US7699717 *Jan 31, 2008Apr 20, 2010Acushnet CompanyInterchangeable shaft system
US7808655Oct 8, 2008Oct 5, 2010The Richard M. Weiss Revocable TrustAutomated system for determining physical characteristics of a shaft
US8235835Apr 8, 2010Aug 7, 2012Acushnet CompanyInterchangeable shaft system
US8376874Sep 19, 2011Feb 19, 2013Acushnet CompanyInterchangeable shaft system
US8894505 *Oct 24, 2013Nov 25, 2014Acushnet CompanyFitting system for a golf club
US20050026713 *Aug 24, 2004Feb 3, 2005Spencer David P.Golf head and shaft with flex neutralization and method for manufacturing same
US20140051526 *Oct 24, 2013Feb 20, 2014Acushnet CompanyFitting system for a golf club

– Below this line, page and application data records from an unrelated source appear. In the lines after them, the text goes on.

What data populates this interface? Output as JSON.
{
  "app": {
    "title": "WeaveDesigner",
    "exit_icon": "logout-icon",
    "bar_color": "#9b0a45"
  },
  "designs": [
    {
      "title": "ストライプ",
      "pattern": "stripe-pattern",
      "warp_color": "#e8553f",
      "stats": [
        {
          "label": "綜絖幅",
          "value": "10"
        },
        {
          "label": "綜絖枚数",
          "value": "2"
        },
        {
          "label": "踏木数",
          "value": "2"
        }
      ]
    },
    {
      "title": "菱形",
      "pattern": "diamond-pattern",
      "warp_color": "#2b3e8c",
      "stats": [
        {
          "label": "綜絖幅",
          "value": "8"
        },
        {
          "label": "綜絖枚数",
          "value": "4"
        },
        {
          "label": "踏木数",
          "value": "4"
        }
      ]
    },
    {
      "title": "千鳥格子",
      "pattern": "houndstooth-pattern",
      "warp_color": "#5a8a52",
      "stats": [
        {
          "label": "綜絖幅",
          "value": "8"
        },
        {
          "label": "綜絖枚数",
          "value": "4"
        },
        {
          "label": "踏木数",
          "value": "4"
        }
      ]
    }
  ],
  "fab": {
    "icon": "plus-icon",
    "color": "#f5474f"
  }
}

US20140116152 *Nov 1, 2012May 1, 2014Joseph Wilson JohnstonSystem for determining an angular position
DE102009026989A1 *Jun 17, 2009Dec 30, 2010Bernhard MeySpinetester
WO2000071211A1 *May 19, 2000Nov 30, 2000Richard M WeissMethod and apparatus for locating and aligning golf club shaft spine
WO2002056977A1 *Nov 9, 2001Jul 25, 2002Richard M WeissMethod and apparatus for measuring and orienting golf club shaft
Classifications
U.S. Classification473/289, 73/862.49
International ClassificationA63B59/00, G01N3/20, G01N33/00
Cooperative ClassificationA63B59/0074, G01N2033/008, G01N3/20
European ClassificationG01N3/20, A63B59/00M
Legal Events
DateCodeEventDescription
May 21, 2003REMIMaintenance fee reminder mailed
Nov 3, 2003LAPSLapse for failure to pay maintenance fees
Dec 30, 2003FPExpired due to failure to pay maintenance fee
Effective date: 20031102